§ WHAT TO WORK ON: Whenever "unit" appears in a line, please copy that line from the data.

════════════════════

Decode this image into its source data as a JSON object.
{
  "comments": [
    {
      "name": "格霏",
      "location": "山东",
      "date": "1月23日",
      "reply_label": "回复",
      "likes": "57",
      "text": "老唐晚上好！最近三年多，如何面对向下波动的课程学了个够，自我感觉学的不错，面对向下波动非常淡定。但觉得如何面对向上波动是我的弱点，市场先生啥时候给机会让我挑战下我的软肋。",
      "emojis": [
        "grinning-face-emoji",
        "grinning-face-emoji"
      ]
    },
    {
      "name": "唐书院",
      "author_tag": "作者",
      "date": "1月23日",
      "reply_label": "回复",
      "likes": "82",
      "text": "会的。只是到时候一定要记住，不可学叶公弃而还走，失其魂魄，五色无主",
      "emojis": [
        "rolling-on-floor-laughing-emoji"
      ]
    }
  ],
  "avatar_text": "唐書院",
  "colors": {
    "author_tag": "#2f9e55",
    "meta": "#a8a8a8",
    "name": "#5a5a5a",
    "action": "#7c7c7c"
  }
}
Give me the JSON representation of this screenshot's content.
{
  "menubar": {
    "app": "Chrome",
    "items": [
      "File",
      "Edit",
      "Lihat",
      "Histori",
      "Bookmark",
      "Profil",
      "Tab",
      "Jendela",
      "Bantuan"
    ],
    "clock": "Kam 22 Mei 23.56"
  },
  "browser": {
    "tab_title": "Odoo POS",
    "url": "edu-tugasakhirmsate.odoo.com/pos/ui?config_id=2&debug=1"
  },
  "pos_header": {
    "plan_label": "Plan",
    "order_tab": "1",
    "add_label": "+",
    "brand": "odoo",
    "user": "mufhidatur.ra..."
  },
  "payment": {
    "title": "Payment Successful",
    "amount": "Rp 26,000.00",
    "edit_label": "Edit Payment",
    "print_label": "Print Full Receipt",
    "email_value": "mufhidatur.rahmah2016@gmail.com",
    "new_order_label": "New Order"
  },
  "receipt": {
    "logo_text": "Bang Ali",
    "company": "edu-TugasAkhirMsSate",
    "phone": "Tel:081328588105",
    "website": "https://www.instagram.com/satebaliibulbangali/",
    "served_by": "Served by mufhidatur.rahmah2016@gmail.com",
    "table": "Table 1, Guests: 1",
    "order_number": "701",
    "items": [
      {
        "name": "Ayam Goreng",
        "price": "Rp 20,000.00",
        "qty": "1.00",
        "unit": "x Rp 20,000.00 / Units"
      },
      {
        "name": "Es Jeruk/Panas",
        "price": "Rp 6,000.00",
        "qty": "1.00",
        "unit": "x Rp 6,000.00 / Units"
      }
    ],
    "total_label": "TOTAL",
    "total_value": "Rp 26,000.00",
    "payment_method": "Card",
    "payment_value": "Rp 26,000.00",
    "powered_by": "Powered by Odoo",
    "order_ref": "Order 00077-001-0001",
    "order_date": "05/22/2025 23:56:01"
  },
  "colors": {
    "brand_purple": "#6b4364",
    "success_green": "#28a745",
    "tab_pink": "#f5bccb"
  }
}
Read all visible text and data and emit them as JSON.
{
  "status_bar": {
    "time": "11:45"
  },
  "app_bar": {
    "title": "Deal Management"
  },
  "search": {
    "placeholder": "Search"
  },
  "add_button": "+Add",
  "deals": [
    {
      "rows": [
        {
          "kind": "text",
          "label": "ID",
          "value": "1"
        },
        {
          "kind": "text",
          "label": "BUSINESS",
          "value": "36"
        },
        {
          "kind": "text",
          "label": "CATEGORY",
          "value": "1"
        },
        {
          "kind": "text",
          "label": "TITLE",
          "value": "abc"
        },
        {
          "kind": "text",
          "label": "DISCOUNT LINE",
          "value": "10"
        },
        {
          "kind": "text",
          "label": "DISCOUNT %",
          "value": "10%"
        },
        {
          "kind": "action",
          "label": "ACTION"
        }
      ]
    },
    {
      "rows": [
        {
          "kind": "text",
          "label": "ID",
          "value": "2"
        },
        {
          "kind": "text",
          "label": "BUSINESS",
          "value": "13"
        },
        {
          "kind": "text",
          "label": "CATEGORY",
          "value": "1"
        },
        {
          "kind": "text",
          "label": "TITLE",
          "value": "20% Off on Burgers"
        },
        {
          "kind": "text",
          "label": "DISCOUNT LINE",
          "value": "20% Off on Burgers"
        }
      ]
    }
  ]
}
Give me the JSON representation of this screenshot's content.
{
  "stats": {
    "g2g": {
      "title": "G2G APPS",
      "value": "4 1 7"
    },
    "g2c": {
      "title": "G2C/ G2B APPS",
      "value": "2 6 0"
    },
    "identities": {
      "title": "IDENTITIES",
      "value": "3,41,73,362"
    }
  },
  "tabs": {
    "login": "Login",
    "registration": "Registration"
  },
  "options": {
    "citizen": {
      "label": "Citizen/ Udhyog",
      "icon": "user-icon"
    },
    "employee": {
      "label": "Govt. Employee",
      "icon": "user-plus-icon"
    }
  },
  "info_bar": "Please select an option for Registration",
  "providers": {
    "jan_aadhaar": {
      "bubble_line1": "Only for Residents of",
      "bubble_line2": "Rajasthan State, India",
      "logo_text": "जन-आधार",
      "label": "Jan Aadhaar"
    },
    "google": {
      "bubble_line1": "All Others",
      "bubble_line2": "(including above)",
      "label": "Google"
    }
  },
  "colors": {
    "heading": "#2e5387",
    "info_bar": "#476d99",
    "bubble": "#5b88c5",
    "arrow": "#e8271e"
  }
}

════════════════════

§ TASK SOLUTION:
        "unit": "x Rp 20,000.00 / Units"
        "unit": "x Rp 6,000.00 / Units"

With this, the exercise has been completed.